3. Elite athletes have excellent control over their focus of attention. Whether it is a person in the crowd or their body freezing up, they won’t get distracted or won’t allow thoughts of giving up early enter their minds. They can keep a clear mind and make minor physiological adjustments without an emotional attachment to these. e.g. Saying “my shoulders are tiring, I need to be using my legs more” and simply make the adjustment rather than saying “oh shit, my shoulders are getting tired too early, how the hell am i going to get through the rest of this set… I’m too unfit for this”
4. In line with this last point, top level athletes know how to talk to themselves to motivate, instruct and manage arousal levels.
5. Elite athletes are in tune with their bodies and are willing to adapt effort, attitude and execution judging by how they feel and aren’t scared to go off plan if their bodies need it. e.g. if you’re feeling 7/10 today, make it a 7/7 day and not allow imperfection to lead to inaction and negativity.
I feel these are major aspects of the psychology of kettlebell sport that I have encountered. There are many many more points around sustaining a training program and building consistency, that basically all boil down to having a good reason WHY you are doing what you’re doing and whether this reason will stand the test of a 10min set, half or full marathon. For example, if your reason to aim for a 450 rep total in a half marathon half snatch is “because it would be cool”… will that reason still feel worth the cost when you’re 225 reps in, half way there and have to up your rpm by 3 to make it? Or will you just quit and write off the whole set? Or will you accept that you might fail and finish the set anyway? My guess is, you’ll need a damn good reason WHY to finish a tough set when you know you’re not going to hit your target half way in.
Here are some references or extra reading on topics discussed in this blog
Snatch Trajectory of Elite Level Girevoy (Kettlebell) Sport Athletes and its Implications to Strength and Conditioning Coaching
Repetition Without Repetition: Challenges in Understanding Behavioral Flexibility in Motor Skill

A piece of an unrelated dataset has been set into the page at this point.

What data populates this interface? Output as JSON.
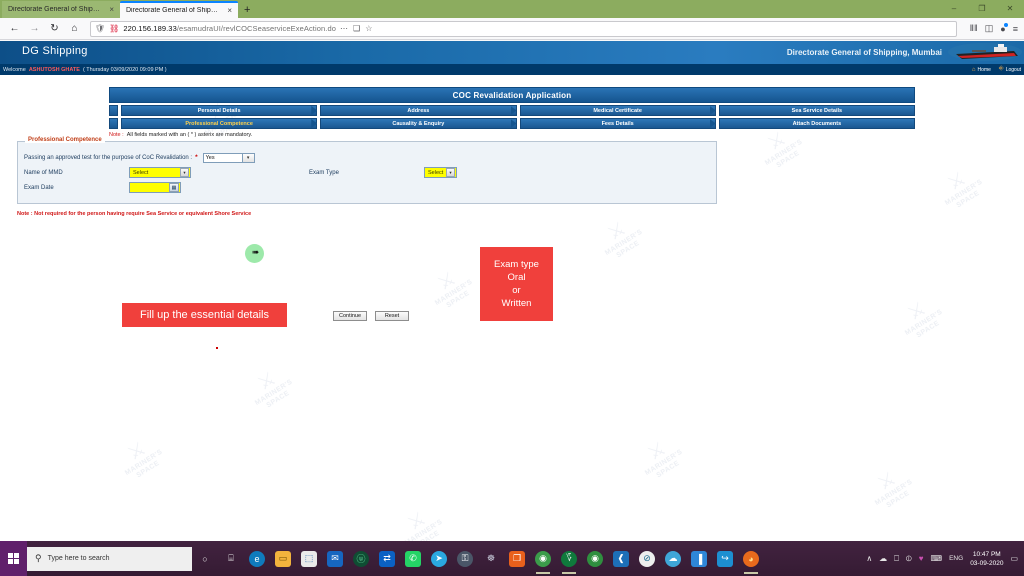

Fatigue is a Brain-Derived Emotion that Regulates the Exercise Behavior to Ensure the Protection of Whole Body Homeostasis
Psychobiology of fatigue during endurance exercise